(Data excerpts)
━━━━━━━━

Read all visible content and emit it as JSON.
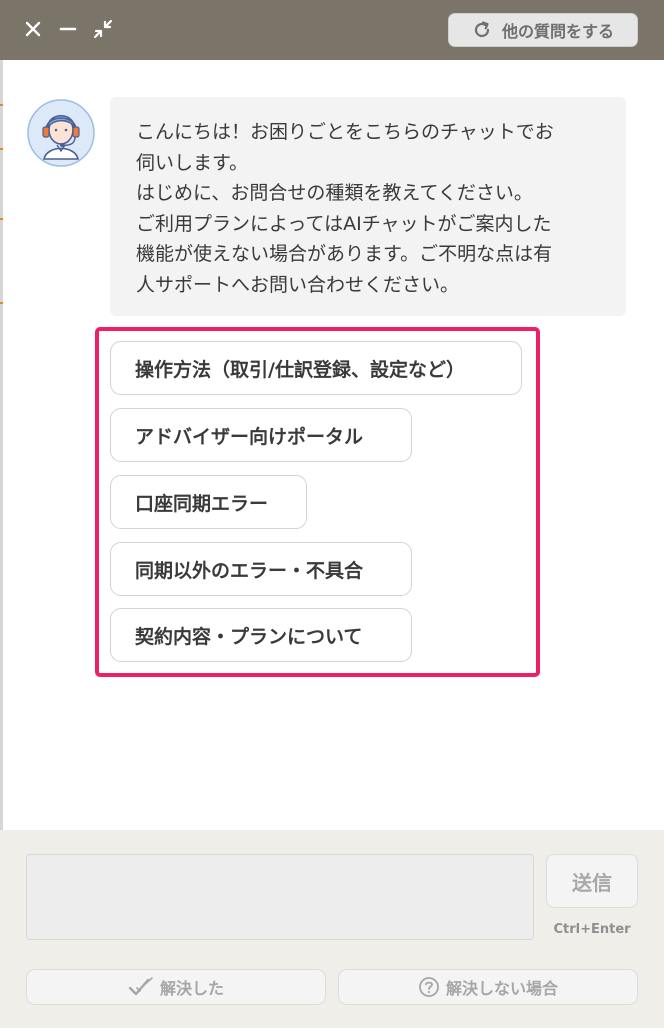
{
  "header": {
    "other_question_label": "他の質問をする",
    "icons": [
      "close-icon",
      "minimize-icon",
      "shrink-icon",
      "refresh-icon"
    ]
  },
  "chat": {
    "avatar_icon": "support-agent-avatar",
    "message_lines": [
      "こんにちは！お困りごとをこちらのチャットでお",
      "伺いします。",
      "はじめに、お問合せの種類を教えてください。",
      "ご利用プランによってはAIチャットがご案内した",
      "機能が使えない場合があります。ご不明な点は有",
      "人サポートへお問い合わせください。"
    ],
    "options": [
      "操作方法（取引/仕訳登録、設定など）",
      "アドバイザー向けポータル",
      "口座同期エラー",
      "同期以外のエラー・不具合",
      "契約内容・プランについて"
    ],
    "highlight_color": "#ef1f63"
  },
  "footer": {
    "input_value": "",
    "send_label": "送信",
    "shortcut_hint": "Ctrl+Enter",
    "resolved_label": "解決した",
    "unresolved_label": "解決しない場合",
    "icons": [
      "check-icon",
      "question-circle-icon"
    ]
  },
  "colors": {
    "header_bg": "#7b7468",
    "footer_bg": "#efeee9",
    "bubble_bg": "#f4f3f3"
  }
}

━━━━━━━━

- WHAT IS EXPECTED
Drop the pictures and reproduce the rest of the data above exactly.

- RESPONSE TO THIS TASK
Read all visible content and emit it as JSON.
{
  "header": {
    "other_question_label": "他の質問をする",
    "icons": [
      "close-icon",
      "minimize-icon",
      "shrink-icon",
      "refresh-icon"
    ]
  },
  "chat": {
    "avatar_icon": "support-agent-avatar",
    "message_lines": [
      "こんにちは！お困りごとをこちらのチャットでお",
      "伺いします。",
      "はじめに、お問合せの種類を教えてください。",
      "ご利用プランによってはAIチャットがご案内した",
      "機能が使えない場合があります。ご不明な点は有",
      "人サポートへお問い合わせください。"
    ],
    "options": [
      "操作方法（取引/仕訳登録、設定など）",
      "アドバイザー向けポータル",
      "口座同期エラー",
      "同期以外のエラー・不具合",
      "契約内容・プランについて"
    ],
    "highlight_color": "#ef1f63"
  },
  "footer": {
    "input_value": "",
    "send_label": "送信",
    "shortcut_hint": "Ctrl+Enter",
    "resolved_label": "解決した",
    "unresolved_label": "解決しない場合",
    "icons": [
      "check-icon",
      "question-circle-icon"
    ]
  },
  "colors": {
    "header_bg": "#7b7468",
    "footer_bg": "#efeee9",
    "bubble_bg": "#f4f3f3"
  }
}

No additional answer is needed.